All entries below must be given again word for word.
Start of Supplied information
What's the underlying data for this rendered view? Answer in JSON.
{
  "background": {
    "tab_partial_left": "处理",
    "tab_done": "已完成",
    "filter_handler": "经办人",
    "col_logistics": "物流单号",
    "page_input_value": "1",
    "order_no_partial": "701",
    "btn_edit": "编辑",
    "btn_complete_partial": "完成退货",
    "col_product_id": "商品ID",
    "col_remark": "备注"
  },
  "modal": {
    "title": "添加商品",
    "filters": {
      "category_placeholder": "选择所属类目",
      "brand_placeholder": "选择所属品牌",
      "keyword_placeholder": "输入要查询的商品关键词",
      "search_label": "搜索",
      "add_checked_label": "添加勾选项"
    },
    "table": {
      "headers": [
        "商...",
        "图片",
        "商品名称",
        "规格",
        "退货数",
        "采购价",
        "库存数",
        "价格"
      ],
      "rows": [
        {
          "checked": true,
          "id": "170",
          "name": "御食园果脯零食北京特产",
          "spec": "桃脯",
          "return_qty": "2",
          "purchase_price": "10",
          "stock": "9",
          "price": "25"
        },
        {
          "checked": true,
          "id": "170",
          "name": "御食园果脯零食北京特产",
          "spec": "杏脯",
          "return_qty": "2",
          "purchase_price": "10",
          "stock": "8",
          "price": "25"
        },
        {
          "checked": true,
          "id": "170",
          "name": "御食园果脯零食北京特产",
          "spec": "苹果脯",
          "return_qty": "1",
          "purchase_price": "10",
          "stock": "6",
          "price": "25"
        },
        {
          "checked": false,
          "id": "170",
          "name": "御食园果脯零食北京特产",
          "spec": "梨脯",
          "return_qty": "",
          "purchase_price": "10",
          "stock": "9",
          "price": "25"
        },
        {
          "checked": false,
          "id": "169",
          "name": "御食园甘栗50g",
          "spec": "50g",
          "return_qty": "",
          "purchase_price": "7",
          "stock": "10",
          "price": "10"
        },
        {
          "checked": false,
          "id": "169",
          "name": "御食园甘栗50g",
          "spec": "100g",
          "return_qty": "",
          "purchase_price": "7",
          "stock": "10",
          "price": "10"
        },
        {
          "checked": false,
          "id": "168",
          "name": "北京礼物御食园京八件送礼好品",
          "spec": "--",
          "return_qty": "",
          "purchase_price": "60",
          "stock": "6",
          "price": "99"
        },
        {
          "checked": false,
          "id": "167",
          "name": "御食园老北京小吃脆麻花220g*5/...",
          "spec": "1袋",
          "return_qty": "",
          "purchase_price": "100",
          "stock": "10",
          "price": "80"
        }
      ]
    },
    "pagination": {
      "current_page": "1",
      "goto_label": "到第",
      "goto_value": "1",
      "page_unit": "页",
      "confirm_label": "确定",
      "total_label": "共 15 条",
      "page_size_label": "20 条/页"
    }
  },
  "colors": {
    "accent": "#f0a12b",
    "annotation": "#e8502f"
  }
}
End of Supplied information
● Task answer:
What's the underlying data for this rendered view? Answer in JSON.
{
  "background": {
    "tab_partial_left": "处理",
    "tab_done": "已完成",
    "filter_handler": "经办人",
    "col_logistics": "物流单号",
    "page_input_value": "1",
    "order_no_partial": "701",
    "btn_edit": "编辑",
    "btn_complete_partial": "完成退货",
    "col_product_id": "商品ID",
    "col_remark": "备注"
  },
  "modal": {
    "title": "添加商品",
    "filters": {
      "category_placeholder": "选择所属类目",
      "brand_placeholder": "选择所属品牌",
      "keyword_placeholder": "输入要查询的商品关键词",
      "search_label": "搜索",
      "add_checked_label": "添加勾选项"
    },
    "table": {
      "headers": [
        "商...",
        "图片",
        "商品名称",
        "规格",
        "退货数",
        "采购价",
        "库存数",
        "价格"
      ],
      "rows": [
        {
          "checked": true,
          "id": "170",
          "name": "御食园果脯零食北京特产",
          "spec": "桃脯",
          "return_qty": "2",
          "purchase_price": "10",
          "stock": "9",
          "price": "25"
        },
        {
          "checked": true,
          "id": "170",
          "name": "御食园果脯零食北京特产",
          "spec": "杏脯",
          "return_qty": "2",
          "purchase_price": "10",
          "stock": "8",
          "price": "25"
        },
        {
          "checked": true,
          "id": "170",
          "name": "御食园果脯零食北京特产",
          "spec": "苹果脯",
          "return_qty": "1",
          "purchase_price": "10",
          "stock": "6",
          "price": "25"
        },
        {
          "checked": false,
          "id": "170",
          "name": "御食园果脯零食北京特产",
          "spec": "梨脯",
          "return_qty": "",
          "purchase_price": "10",
          "stock": "9",
          "price": "25"
        },
        {
          "checked": false,
          "id": "169",
          "name": "御食园甘栗50g",
          "spec": "50g",
          "return_qty": "",
          "purchase_price": "7",
          "stock": "10",
          "price": "10"
        },
        {
          "checked": false,
          "id": "169",
          "name": "御食园甘栗50g",
          "spec": "100g",
          "return_qty": "",
          "purchase_price": "7",
          "stock": "10",
          "price": "10"
        },
        {
          "checked": false,
          "id": "168",
          "name": "北京礼物御食园京八件送礼好品",
          "spec": "--",
          "return_qty": "",
          "purchase_price": "60",
          "stock": "6",
          "price": "99"
        },
        {
          "checked": false,
          "id": "167",
          "name": "御食园老北京小吃脆麻花220g*5/...",
          "spec": "1袋",
          "return_qty": "",
          "purchase_price": "100",
          "stock": "10",
          "price": "80"
        }
      ]
    },
    "pagination": {
      "current_page": "1",
      "goto_label": "到第",
      "goto_value": "1",
      "page_unit": "页",
      "confirm_label": "确定",
      "total_label": "共 15 条",
      "page_size_label": "20 条/页"
    }
  },
  "colors": {
    "accent": "#f0a12b",
    "annotation": "#e8502f"
  }
}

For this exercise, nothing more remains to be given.